Although the Time was conceived as Day's band, and he got producer's credit on the albums, the enterprise was rigorously controlled by Prince. When Jam and Lewis missed a gig because they were snowbound in Atlanta (where they'd been doing some freelance production work), Prince fired them. And he made the rest of the Time go on with the show, despite Day's objections. "If we didn't, the fine was like $20,000," Day remembers. "Prince kept threatening me, saying, 'And you're gonna have to pay it. So y'all better just put something together and go onstage.' ...

"I knew that what {Jam and Lewis} did wasn't necessarily cool, because they left us hanging," he says. But "I really didn't want to see them put out of the group, because they were friends of mine. So I took that kind of hard."

But he stayed around, through the filming of "Purple Rain" and the recording of the third Time album, "Ice Cream Castle." "I was like a company man," he says. "And I was going to stick with it," provided Prince and his then-managers let him write and produce a solo album.

And here's where Day ultimately fell out with Prince.

Day says he met with Prince's managers, played them some of his material, and they told him a solo album was workable -- as long as it was "executive-produced by Prince." "I knew what that meant," Day says. "So I was like, 'No, that's not what I want. Either I do it myself, or I don't hang out.' They called me on that."

The last straw was when "Ice Cream Castle" came out. According to Day, it was supposed to have been labeled "Morris Day and the Time." "When it was printed up 'The Time,' I said it's time for me to go.

"See, it's not that I was getting the big head," he explains. "But the band was no longer in its original form. It had turned into a rock-and-roll motel. We had these kids coming in {to replace Jam and Lewis}. So I said, 'There has to be room for me to rise above this and grow into my own thing.' And that wasn't happening."

Day says Prince's managers even gave him a hard time when he decided, around Christmas of '83, to move from snowy Minneapolis to warm, beachy L.A., where he still lives with his wife, Judi -- a back-up singer -- and his four kids. (A spokeswoman for Paisley Park Enterprises, Prince's current business entity, declined to comment about Day's history with him.)

Of Prince, Day says: "You know, he's a good friend, and he's a real talented musician. One of the best. But the control factor was definitely an overpowering factor. When you feel like your wings have grown to the point where you can fly on your own, you're definitely going to get the hell out of Dodge."

'Hit Me'

"Gimme Whatcha Got," the first single off Day's new album, was written and produced by Bernard Belle, a 26-year-old comer recruited late in the game by Warner Bros. executive Karen Jones to give the project "a street edge and a more hip appeal." It died within weeks.
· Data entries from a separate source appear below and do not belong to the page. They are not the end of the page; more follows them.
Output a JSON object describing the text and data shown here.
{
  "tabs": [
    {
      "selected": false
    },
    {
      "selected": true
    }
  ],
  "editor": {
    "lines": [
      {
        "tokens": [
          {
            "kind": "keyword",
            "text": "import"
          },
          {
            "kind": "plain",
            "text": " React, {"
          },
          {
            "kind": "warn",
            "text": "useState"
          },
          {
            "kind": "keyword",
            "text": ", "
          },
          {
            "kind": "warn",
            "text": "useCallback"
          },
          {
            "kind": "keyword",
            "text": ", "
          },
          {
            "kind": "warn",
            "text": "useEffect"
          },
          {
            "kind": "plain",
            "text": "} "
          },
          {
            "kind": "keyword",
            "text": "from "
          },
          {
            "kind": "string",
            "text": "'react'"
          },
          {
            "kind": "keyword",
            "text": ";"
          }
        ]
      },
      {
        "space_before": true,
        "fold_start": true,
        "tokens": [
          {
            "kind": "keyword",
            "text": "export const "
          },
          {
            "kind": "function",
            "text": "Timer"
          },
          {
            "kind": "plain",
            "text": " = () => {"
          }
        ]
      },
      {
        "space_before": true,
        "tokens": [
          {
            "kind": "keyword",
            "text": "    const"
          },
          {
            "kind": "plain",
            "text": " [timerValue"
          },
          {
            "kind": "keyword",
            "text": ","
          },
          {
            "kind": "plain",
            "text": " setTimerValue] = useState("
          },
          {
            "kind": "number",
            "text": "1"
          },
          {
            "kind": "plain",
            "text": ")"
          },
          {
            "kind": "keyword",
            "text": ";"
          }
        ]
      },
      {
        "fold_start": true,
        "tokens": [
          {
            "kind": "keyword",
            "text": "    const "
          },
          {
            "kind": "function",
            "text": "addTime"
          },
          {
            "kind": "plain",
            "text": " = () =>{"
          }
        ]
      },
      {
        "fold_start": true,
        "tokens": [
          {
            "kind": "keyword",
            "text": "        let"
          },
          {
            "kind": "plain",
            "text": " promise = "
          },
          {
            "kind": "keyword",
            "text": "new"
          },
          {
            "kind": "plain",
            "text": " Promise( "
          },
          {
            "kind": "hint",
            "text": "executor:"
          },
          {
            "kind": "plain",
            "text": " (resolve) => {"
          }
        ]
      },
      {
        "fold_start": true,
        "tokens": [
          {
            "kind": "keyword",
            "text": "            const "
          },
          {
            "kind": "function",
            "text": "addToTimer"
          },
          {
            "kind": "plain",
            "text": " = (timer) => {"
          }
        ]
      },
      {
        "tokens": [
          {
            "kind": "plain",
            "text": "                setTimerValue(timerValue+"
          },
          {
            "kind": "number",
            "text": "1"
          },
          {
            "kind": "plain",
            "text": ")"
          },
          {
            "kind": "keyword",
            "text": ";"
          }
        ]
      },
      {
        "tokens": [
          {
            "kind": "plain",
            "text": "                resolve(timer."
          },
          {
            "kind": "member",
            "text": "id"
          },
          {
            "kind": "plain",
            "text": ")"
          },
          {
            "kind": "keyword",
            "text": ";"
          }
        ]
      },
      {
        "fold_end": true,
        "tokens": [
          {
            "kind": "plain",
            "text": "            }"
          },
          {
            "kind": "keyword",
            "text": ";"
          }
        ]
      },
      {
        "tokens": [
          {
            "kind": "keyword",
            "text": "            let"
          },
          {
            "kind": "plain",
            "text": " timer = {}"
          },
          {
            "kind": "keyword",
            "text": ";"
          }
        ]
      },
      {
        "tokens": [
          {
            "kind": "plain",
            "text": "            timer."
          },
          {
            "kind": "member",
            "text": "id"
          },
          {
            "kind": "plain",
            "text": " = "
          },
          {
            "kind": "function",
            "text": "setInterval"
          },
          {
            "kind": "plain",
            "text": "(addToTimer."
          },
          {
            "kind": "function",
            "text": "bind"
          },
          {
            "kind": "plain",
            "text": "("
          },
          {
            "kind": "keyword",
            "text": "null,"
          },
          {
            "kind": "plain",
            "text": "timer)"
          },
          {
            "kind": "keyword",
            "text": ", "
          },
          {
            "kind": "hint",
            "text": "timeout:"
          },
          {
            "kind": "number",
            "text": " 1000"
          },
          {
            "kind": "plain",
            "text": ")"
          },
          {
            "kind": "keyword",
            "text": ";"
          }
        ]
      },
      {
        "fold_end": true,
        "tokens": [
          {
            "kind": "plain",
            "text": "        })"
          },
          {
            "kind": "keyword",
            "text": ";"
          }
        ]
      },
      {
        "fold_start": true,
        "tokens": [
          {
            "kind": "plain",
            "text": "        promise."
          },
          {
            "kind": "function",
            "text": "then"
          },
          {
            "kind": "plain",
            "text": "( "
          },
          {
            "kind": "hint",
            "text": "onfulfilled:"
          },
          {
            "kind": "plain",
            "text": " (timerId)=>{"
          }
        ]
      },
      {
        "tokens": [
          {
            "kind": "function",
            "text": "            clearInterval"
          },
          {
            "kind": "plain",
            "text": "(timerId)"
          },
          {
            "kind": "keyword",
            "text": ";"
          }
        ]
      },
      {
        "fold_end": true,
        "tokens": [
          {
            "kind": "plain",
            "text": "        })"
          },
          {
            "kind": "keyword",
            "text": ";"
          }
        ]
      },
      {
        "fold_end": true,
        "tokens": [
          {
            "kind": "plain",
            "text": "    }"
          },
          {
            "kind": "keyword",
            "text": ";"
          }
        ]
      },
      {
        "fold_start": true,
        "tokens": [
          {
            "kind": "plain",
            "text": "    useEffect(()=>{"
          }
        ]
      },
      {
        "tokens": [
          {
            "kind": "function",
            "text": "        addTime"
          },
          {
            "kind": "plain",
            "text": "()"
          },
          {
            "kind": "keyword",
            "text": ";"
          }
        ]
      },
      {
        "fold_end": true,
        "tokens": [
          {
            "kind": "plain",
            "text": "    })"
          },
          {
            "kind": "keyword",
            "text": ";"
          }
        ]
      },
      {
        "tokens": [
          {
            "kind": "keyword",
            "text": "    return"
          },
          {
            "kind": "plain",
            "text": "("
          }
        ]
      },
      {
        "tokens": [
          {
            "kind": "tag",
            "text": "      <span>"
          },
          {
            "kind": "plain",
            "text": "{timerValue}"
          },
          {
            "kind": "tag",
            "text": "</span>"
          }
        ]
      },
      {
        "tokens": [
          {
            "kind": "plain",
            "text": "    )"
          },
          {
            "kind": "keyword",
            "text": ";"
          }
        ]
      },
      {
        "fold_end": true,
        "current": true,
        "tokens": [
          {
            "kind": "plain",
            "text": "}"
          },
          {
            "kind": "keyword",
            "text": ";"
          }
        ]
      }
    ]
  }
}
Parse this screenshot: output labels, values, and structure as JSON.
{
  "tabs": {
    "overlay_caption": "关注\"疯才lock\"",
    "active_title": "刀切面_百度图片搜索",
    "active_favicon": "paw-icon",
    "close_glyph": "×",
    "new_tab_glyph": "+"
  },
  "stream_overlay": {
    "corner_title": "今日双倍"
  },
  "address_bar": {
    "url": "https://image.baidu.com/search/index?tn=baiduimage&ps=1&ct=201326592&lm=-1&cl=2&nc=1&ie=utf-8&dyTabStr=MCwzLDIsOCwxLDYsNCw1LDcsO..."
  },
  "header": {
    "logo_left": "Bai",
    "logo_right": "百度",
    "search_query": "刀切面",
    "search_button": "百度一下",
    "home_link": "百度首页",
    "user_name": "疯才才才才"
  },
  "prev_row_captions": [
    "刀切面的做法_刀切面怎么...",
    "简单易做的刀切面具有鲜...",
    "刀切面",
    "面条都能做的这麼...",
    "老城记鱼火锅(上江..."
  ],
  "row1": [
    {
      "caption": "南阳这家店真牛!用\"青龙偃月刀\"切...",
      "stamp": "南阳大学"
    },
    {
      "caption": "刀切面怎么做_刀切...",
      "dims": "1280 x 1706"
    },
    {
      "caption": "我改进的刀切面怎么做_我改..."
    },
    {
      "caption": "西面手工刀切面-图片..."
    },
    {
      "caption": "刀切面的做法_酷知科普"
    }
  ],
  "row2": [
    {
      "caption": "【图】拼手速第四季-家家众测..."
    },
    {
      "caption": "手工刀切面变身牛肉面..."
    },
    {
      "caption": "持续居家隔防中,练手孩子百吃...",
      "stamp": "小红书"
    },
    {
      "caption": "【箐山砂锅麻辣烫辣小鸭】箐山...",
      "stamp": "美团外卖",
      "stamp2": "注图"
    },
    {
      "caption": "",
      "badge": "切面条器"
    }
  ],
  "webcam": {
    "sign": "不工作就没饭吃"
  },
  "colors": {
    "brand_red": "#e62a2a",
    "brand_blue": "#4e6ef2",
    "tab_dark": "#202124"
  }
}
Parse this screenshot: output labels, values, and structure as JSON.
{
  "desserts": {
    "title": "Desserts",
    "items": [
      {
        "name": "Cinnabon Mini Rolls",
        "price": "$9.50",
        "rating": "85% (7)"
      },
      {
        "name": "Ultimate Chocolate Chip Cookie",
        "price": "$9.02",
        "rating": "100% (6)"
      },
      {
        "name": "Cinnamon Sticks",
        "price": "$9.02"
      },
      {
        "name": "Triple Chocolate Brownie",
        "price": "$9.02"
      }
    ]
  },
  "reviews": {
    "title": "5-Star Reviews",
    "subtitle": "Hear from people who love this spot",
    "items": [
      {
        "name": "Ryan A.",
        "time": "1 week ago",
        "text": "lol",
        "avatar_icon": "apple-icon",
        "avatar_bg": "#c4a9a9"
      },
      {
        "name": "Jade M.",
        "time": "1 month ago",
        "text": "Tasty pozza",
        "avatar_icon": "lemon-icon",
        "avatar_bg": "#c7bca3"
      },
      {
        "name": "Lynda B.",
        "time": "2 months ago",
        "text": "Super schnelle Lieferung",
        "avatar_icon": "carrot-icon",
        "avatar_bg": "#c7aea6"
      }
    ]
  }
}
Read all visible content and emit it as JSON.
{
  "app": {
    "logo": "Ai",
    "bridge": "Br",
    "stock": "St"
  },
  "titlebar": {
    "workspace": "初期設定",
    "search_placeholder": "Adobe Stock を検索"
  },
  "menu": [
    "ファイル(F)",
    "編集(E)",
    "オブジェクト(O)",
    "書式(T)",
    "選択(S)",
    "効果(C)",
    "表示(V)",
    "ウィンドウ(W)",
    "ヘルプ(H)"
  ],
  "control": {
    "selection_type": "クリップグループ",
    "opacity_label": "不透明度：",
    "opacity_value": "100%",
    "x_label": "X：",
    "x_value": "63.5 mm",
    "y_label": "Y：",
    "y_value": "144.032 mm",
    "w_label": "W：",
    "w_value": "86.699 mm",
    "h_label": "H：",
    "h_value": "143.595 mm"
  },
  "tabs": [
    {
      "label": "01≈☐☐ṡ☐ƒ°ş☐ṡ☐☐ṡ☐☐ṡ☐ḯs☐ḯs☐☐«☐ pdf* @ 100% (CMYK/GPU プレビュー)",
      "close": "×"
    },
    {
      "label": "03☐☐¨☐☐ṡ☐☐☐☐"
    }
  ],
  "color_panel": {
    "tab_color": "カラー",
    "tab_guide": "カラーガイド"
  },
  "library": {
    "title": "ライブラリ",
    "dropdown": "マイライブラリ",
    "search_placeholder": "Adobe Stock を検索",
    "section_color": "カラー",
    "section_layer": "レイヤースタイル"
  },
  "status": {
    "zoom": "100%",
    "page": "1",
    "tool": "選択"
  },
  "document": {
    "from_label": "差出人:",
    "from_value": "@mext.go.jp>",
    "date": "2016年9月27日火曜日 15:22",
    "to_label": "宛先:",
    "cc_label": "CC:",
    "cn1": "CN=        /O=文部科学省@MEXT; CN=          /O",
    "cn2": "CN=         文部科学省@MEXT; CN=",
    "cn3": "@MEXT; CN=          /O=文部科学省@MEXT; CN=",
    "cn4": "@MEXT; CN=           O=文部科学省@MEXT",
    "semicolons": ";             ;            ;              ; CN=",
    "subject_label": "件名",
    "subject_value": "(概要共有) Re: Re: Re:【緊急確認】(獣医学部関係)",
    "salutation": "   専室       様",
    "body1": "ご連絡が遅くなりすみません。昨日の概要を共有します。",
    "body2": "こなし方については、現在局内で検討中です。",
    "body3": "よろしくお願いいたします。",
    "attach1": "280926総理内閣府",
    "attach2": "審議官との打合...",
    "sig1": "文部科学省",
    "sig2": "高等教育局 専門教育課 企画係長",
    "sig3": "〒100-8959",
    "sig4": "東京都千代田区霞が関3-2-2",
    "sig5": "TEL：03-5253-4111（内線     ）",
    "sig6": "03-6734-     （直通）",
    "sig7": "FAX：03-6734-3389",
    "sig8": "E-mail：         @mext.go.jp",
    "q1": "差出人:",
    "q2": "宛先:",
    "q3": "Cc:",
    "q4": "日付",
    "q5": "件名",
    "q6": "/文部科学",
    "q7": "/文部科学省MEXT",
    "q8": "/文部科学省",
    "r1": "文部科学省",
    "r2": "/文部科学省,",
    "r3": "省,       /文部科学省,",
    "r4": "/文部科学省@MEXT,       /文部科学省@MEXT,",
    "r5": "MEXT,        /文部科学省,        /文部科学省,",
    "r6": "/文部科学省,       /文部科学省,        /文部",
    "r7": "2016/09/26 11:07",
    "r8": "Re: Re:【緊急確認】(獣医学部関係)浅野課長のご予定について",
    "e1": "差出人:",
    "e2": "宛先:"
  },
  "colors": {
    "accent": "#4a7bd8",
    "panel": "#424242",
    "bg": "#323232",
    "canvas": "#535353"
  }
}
But just when you're figuring that time has indeed passed him by, Day turns up on "The Tonight Show." "The epitome of show biz," Jay Leno said of him -- twice -- in affectionate overstatement. The performance itself wasn't any big knockout, with Day in a sharp white suit, talking the new talk ("M.D.'s in the house!"), a pair of miniskirted lovelies flanking him (and later obliging his famous demand: "Somebody bring me a mirror") and three fist-pumping young brothers singing out the chorus.

The finale, however, was vintage "Maw-iss":

The band was stretching out its last note as Day walked over to Leno's desk, a portable phone in hand. As the applause died down, Day placed a call and took a seat. Cut to the keyboard player, who picked up his phone and said, real businesslike, "Yeah, whassup?"

With legs crossed and lips pursed, Day told him: "Hit me."

Then -- WHAM! -- the band came in with one more extended blast of end music.